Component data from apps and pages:

────────────────────

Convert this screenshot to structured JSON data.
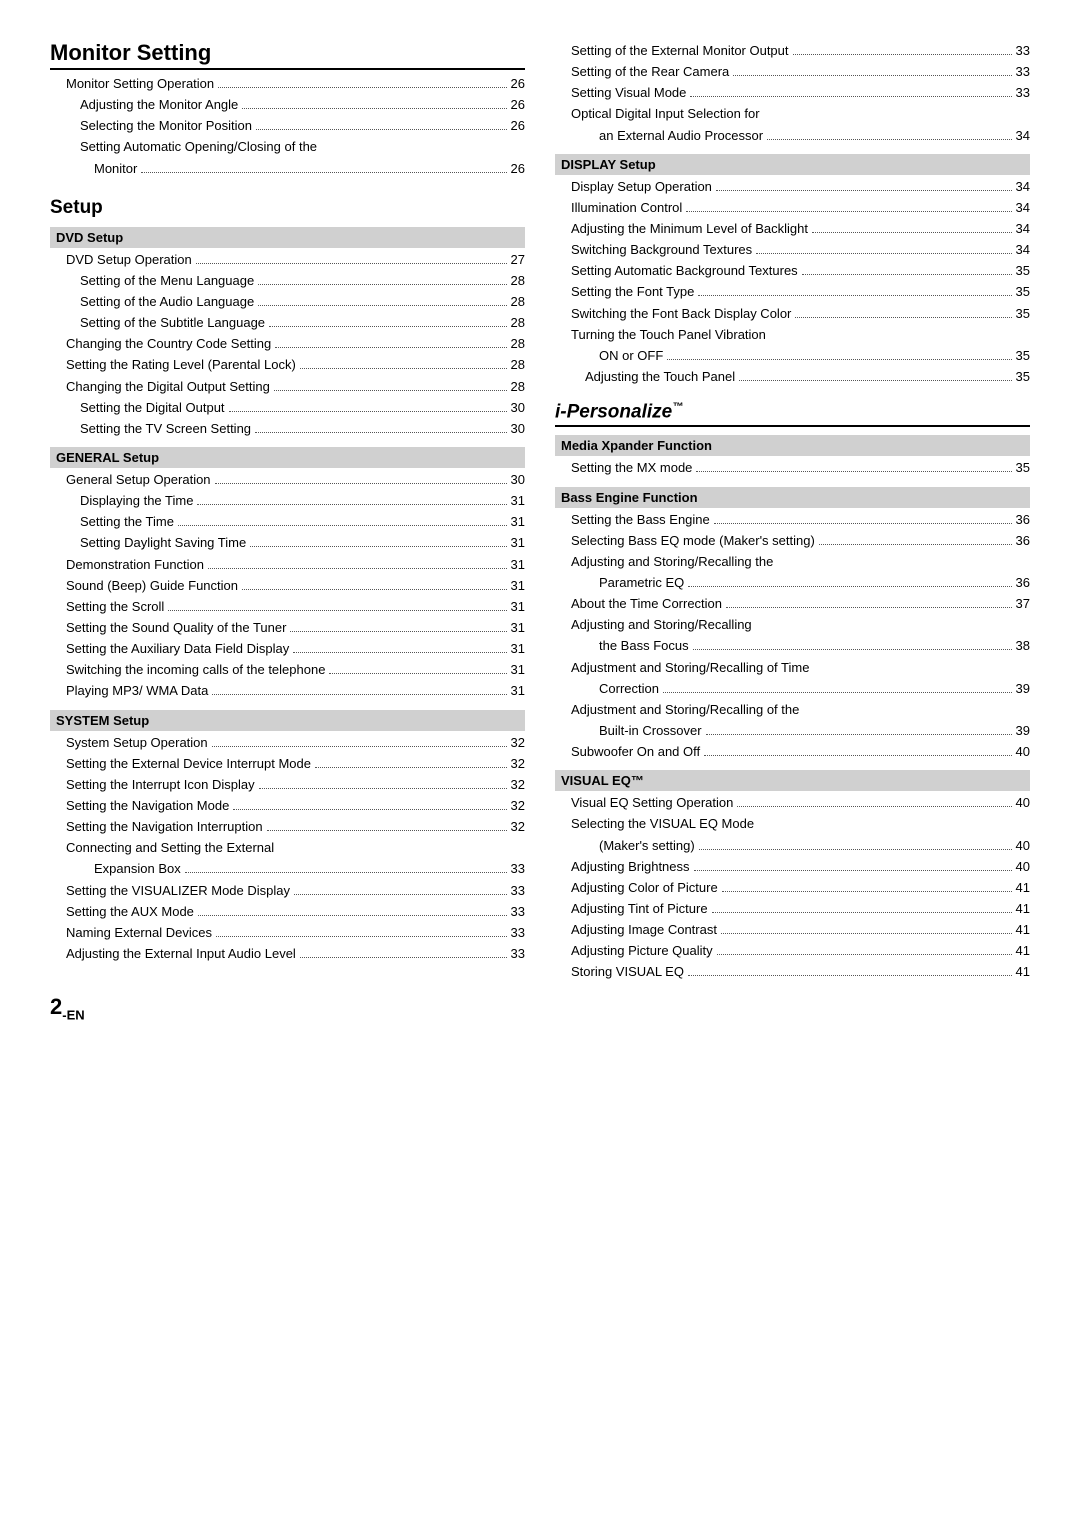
{
  "left_col": {
    "monitor_setting": {
      "title": "Monitor Setting",
      "entries": [
        {
          "label": "Monitor Setting Operation",
          "dots": true,
          "page": "26",
          "indent": 1
        },
        {
          "label": "Adjusting the Monitor Angle",
          "dots": true,
          "page": "26",
          "indent": 2
        },
        {
          "label": "Selecting the Monitor Position",
          "dots": true,
          "page": "26",
          "indent": 2
        },
        {
          "label": "Setting Automatic Opening/Closing of the",
          "dots": false,
          "page": "",
          "indent": 2
        },
        {
          "label": "Monitor",
          "dots": true,
          "page": "26",
          "indent": 3
        }
      ]
    },
    "setup": {
      "title": "Setup",
      "dvd": {
        "header": "DVD Setup",
        "entries": [
          {
            "label": "DVD Setup Operation",
            "dots": true,
            "page": "27",
            "indent": 1
          },
          {
            "label": "Setting of the Menu Language",
            "dots": true,
            "page": "28",
            "indent": 2
          },
          {
            "label": "Setting of the Audio Language",
            "dots": true,
            "page": "28",
            "indent": 2
          },
          {
            "label": "Setting of the Subtitle Language",
            "dots": true,
            "page": "28",
            "indent": 2
          },
          {
            "label": "Changing the Country Code Setting",
            "dots": true,
            "page": "28",
            "indent": 1
          },
          {
            "label": "Setting the Rating Level (Parental Lock)",
            "dots": true,
            "page": "28",
            "indent": 1
          },
          {
            "label": "Changing the Digital Output Setting",
            "dots": true,
            "page": "28",
            "indent": 1
          },
          {
            "label": "Setting the Digital Output",
            "dots": true,
            "page": "30",
            "indent": 2
          },
          {
            "label": "Setting the TV Screen Setting",
            "dots": true,
            "page": "30",
            "indent": 2
          }
        ]
      },
      "general": {
        "header": "GENERAL Setup",
        "entries": [
          {
            "label": "General Setup Operation",
            "dots": true,
            "page": "30",
            "indent": 1
          },
          {
            "label": "Displaying the Time",
            "dots": true,
            "page": "31",
            "indent": 2
          },
          {
            "label": "Setting the Time",
            "dots": true,
            "page": "31",
            "indent": 2
          },
          {
            "label": "Setting Daylight Saving Time",
            "dots": true,
            "page": "31",
            "indent": 2
          },
          {
            "label": "Demonstration Function",
            "dots": true,
            "page": "31",
            "indent": 1
          },
          {
            "label": "Sound (Beep) Guide Function",
            "dots": true,
            "page": "31",
            "indent": 1
          },
          {
            "label": "Setting the Scroll",
            "dots": true,
            "page": "31",
            "indent": 1
          },
          {
            "label": "Setting the Sound Quality of the Tuner",
            "dots": true,
            "page": "31",
            "indent": 1
          },
          {
            "label": "Setting the Auxiliary Data Field Display",
            "dots": true,
            "page": "31",
            "indent": 1
          },
          {
            "label": "Switching the incoming calls of the telephone",
            "dots": true,
            "page": "31",
            "indent": 1
          },
          {
            "label": "Playing MP3/ WMA Data",
            "dots": true,
            "page": "31",
            "indent": 1
          }
        ]
      },
      "system": {
        "header": "SYSTEM Setup",
        "entries": [
          {
            "label": "System Setup Operation",
            "dots": true,
            "page": "32",
            "indent": 1
          },
          {
            "label": "Setting the External Device Interrupt Mode",
            "dots": true,
            "page": "32",
            "indent": 1
          },
          {
            "label": "Setting the Interrupt Icon Display",
            "dots": true,
            "page": "32",
            "indent": 1
          },
          {
            "label": "Setting the Navigation Mode",
            "dots": true,
            "page": "32",
            "indent": 1
          },
          {
            "label": "Setting the Navigation Interruption",
            "dots": true,
            "page": "32",
            "indent": 1
          },
          {
            "label": "Connecting and Setting the External",
            "dots": false,
            "page": "",
            "indent": 1
          },
          {
            "label": "Expansion Box",
            "dots": true,
            "page": "33",
            "indent": 3
          },
          {
            "label": "Setting the VISUALIZER Mode Display",
            "dots": true,
            "page": "33",
            "indent": 1
          },
          {
            "label": "Setting the AUX Mode",
            "dots": true,
            "page": "33",
            "indent": 1
          },
          {
            "label": "Naming External Devices",
            "dots": true,
            "page": "33",
            "indent": 1
          },
          {
            "label": "Adjusting the External Input Audio Level",
            "dots": true,
            "page": "33",
            "indent": 1
          }
        ]
      }
    }
  },
  "right_col": {
    "monitor_entries": [
      {
        "label": "Setting of the External Monitor Output",
        "dots": true,
        "page": "33",
        "indent": 1
      },
      {
        "label": "Setting of the Rear Camera",
        "dots": true,
        "page": "33",
        "indent": 1
      },
      {
        "label": "Setting Visual Mode",
        "dots": true,
        "page": "33",
        "indent": 1
      },
      {
        "label": "Optical Digital Input Selection for",
        "dots": false,
        "page": "",
        "indent": 1
      },
      {
        "label": "an External Audio Processor",
        "dots": true,
        "page": "34",
        "indent": 3
      }
    ],
    "display": {
      "header": "DISPLAY Setup",
      "entries": [
        {
          "label": "Display Setup Operation",
          "dots": true,
          "page": "34",
          "indent": 1
        },
        {
          "label": "Illumination Control",
          "dots": true,
          "page": "34",
          "indent": 1
        },
        {
          "label": "Adjusting the Minimum Level of Backlight",
          "dots": true,
          "page": "34",
          "indent": 1
        },
        {
          "label": "Switching Background Textures",
          "dots": true,
          "page": "34",
          "indent": 1
        },
        {
          "label": "Setting Automatic Background Textures",
          "dots": true,
          "page": "35",
          "indent": 1
        },
        {
          "label": "Setting the Font Type",
          "dots": true,
          "page": "35",
          "indent": 1
        },
        {
          "label": "Switching the Font Back Display Color",
          "dots": true,
          "page": "35",
          "indent": 1
        },
        {
          "label": "Turning the Touch Panel Vibration",
          "dots": false,
          "page": "",
          "indent": 1
        },
        {
          "label": "ON or OFF",
          "dots": true,
          "page": "35",
          "indent": 3
        },
        {
          "label": "Adjusting the Touch Panel",
          "dots": true,
          "page": "35",
          "indent": 2
        }
      ]
    },
    "ipersonalize": {
      "title": "i-Personalize",
      "tm": "™",
      "media_xpander": {
        "header": "Media Xpander Function",
        "entries": [
          {
            "label": "Setting the MX mode",
            "dots": true,
            "page": "35",
            "indent": 1
          }
        ]
      },
      "bass_engine": {
        "header": "Bass Engine Function",
        "entries": [
          {
            "label": "Setting the Bass Engine",
            "dots": true,
            "page": "36",
            "indent": 1
          },
          {
            "label": "Selecting Bass EQ mode (Maker's setting)",
            "dots": true,
            "page": "36",
            "indent": 1
          },
          {
            "label": "Adjusting and Storing/Recalling the",
            "dots": false,
            "page": "",
            "indent": 1
          },
          {
            "label": "Parametric EQ",
            "dots": true,
            "page": "36",
            "indent": 3
          },
          {
            "label": "About the Time Correction",
            "dots": true,
            "page": "37",
            "indent": 1
          },
          {
            "label": "Adjusting and Storing/Recalling",
            "dots": false,
            "page": "",
            "indent": 1
          },
          {
            "label": "the Bass Focus",
            "dots": true,
            "page": "38",
            "indent": 3
          },
          {
            "label": "Adjustment and Storing/Recalling of Time",
            "dots": false,
            "page": "",
            "indent": 1
          },
          {
            "label": "Correction",
            "dots": true,
            "page": "39",
            "indent": 3
          },
          {
            "label": "Adjustment and Storing/Recalling of the",
            "dots": false,
            "page": "",
            "indent": 1
          },
          {
            "label": "Built-in Crossover",
            "dots": true,
            "page": "39",
            "indent": 3
          },
          {
            "label": "Subwoofer On and Off",
            "dots": true,
            "page": "40",
            "indent": 1
          }
        ]
      },
      "visual_eq": {
        "header": "VISUAL EQ™",
        "entries": [
          {
            "label": "Visual EQ Setting Operation",
            "dots": true,
            "page": "40",
            "indent": 1
          },
          {
            "label": "Selecting the VISUAL EQ Mode",
            "dots": false,
            "page": "",
            "indent": 1
          },
          {
            "label": "(Maker's setting)",
            "dots": true,
            "page": "40",
            "indent": 3
          },
          {
            "label": "Adjusting Brightness",
            "dots": true,
            "page": "40",
            "indent": 1
          },
          {
            "label": "Adjusting Color of Picture",
            "dots": true,
            "page": "41",
            "indent": 1
          },
          {
            "label": "Adjusting Tint of Picture",
            "dots": true,
            "page": "41",
            "indent": 1
          },
          {
            "label": "Adjusting Image Contrast",
            "dots": true,
            "page": "41",
            "indent": 1
          },
          {
            "label": "Adjusting Picture Quality",
            "dots": true,
            "page": "41",
            "indent": 1
          },
          {
            "label": "Storing VISUAL EQ",
            "dots": true,
            "page": "41",
            "indent": 1
          }
        ]
      }
    }
  },
  "footer": {
    "page": "2",
    "suffix": "-EN"
  }
}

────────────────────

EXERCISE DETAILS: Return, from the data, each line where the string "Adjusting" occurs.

FINAL ANSWER:
          "label": "Adjusting the Monitor Angle",
            "label": "Adjusting the External Input Audio Level",
          "label": "Adjusting the Minimum Level of Backlight",
          "label": "Adjusting the Touch Panel",
            "label": "Adjusting and Storing/Recalling the",
            "label": "Adjusting and Storing/Recalling",
            "label": "Adjusting Brightness",
            "label": "Adjusting Color of Picture",
            "label": "Adjusting Tint of Picture",
            "label": "Adjusting Image Contrast",
            "label": "Adjusting Picture Quality",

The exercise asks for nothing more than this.